You can deduct amounts you spend for preparing and mailing copies of your résumé to prospective employers as long as you are looking for a new job in your present occupation.
If you travel to look for a new job in your present occupation, you may be able to deduct travel expenses to and from the area to which you travelled. You can only deduct the travel expenses if the trip is primarily to look for a new job. You cannot deduct your job search expenses if there was a substantial break between the end of your last job and the time you begin looking for a new one.
You cannot deduct job search expenses if you are looking for a job for the first time.
In order to be deductible, the amount that you spend for job search expenses, combined with other miscellaneous expenses, must exceed a certain threshold. To determine your deduction, use Schedule A, Itemized Deductions. Job search expenses are claimed as a miscellaneous itemized deduction. The amount of your miscellaneous deduction that exceeds two percent of your adjusted gross income is deductible.
• Sales taxes — The American Taxpayer Relief Act (ATRA) reinstated the ability to deduct sales taxes paid for 2013 tax returns. You can deduct sales taxes you paid last year, instead of state income taxes, if the amount of sales taxes you paid is higher. IRS tables indicate how much to deduct based on your state, income, and state and local sales tax rates, but you can add sales tax paid on big-ticket items (like a new car or boat) to this amount.
• Mortgage points — You can deduct the points paid on your mortgage if you bought a new home last year on your 2013 tax return. However, if you refinanced your mortgage last year, the points must be deducted over the life of the loan (for example, you can deduct 1/30 of the points this year on a 30-year mortgage).

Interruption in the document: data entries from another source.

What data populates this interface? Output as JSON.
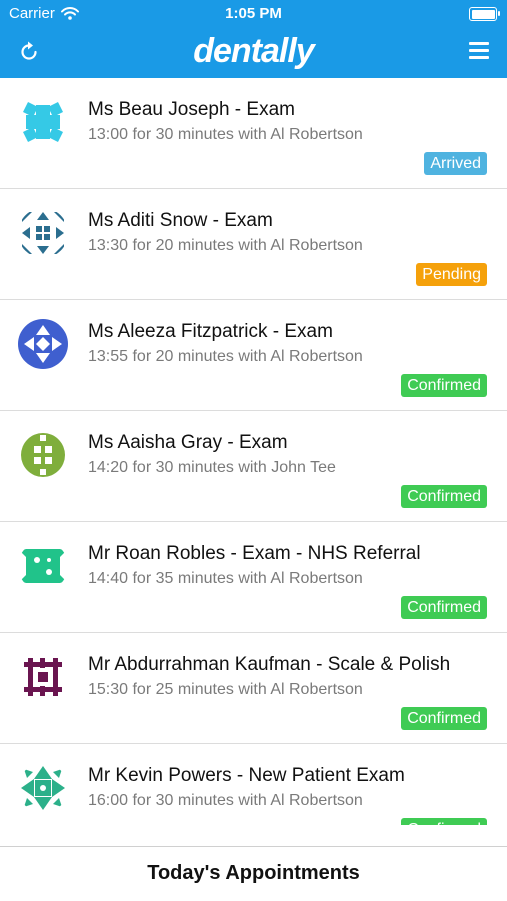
{
  "status_bar": {
    "carrier": "Carrier",
    "time": "1:05 PM"
  },
  "nav": {
    "brand": "dentally",
    "refresh_icon": "refresh-icon",
    "menu_icon": "hamburger-menu-icon"
  },
  "appointments": [
    {
      "title": "Ms Beau Joseph - Exam",
      "detail": "13:00 for 30 minutes with Al Robertson",
      "status": "Arrived",
      "status_color": "#4fb3e0",
      "avatar_color": "#35c9e6"
    },
    {
      "title": "Ms Aditi Snow - Exam",
      "detail": "13:30 for 20 minutes with Al Robertson",
      "status": "Pending",
      "status_color": "#f5a10b",
      "avatar_color": "#2b6e8f"
    },
    {
      "title": "Ms Aleeza Fitzpatrick - Exam",
      "detail": "13:55 for 20 minutes with Al Robertson",
      "status": "Confirmed",
      "status_color": "#3fcb54",
      "avatar_color": "#3f5fcf"
    },
    {
      "title": "Ms Aaisha Gray - Exam",
      "detail": "14:20 for 30 minutes with John Tee",
      "status": "Confirmed",
      "status_color": "#3fcb54",
      "avatar_color": "#7fae3c"
    },
    {
      "title": "Mr Roan Robles - Exam - NHS Referral",
      "detail": "14:40 for 35 minutes with Al Robertson",
      "status": "Confirmed",
      "status_color": "#3fcb54",
      "avatar_color": "#21c38a"
    },
    {
      "title": "Mr Abdurrahman Kaufman - Scale & Polish",
      "detail": "15:30 for 25 minutes with Al Robertson",
      "status": "Confirmed",
      "status_color": "#3fcb54",
      "avatar_color": "#6a1550"
    },
    {
      "title": "Mr Kevin Powers - New Patient Exam",
      "detail": "16:00 for 30 minutes with Al Robertson",
      "status": "Confirmed",
      "status_color": "#3fcb54",
      "avatar_color": "#2cb08a"
    }
  ],
  "bottom_bar": {
    "label": "Today's Appointments"
  }
}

• Child and dependent care tax credit — You may be able to claim this tax credit if you paid work-related expenses last year for the care of children who are under the age of 13. Up to $3,000 (for one qualifying child) or $6,000 (for two or more qualifying children) in total expenses may be used to calculate this credit.
• American Opportunity Tax Credit — This college tax credit replaced the Hope Credit and applies to qualifying expenses incurred for up to four years of college. It applies to 100 percent of the first $2,000 spent on qualifying college expenses and 25 percent of the next $2,000, or a total of $2,500 per student, per year. The credit phases out for individuals with MAGI higher than $80,000, or married couples with MAGI higher than $160,000.
David Lerner Associates does not provide tax advice. Before following any strategies with potential tax implications, please consult your personal tax advisor, tax attorney, accountant or other qualified advisor.
Material contained in this article is provided for information purposes only and is not intended to be used in connection with the evaluation of any investments offered by David Lerner Associates, Inc. This material does not constitute an offer or recommendation to buy or sell securities and should not be considered in connection with the purchase or sale of securities. Member FINRA & SIPC
Founded in 1976, David Lerner Associates is a privately-held broker/dealer with headquarters in Syosset, New York and branch offices in Westport, CT; Boca Raton, FL; Teaneck and Princeton, NJ; and White Plains, NY. For more information contact David Lerner Associates Call 1-800-367-3000 Visit our website: http://www.davidlerner.com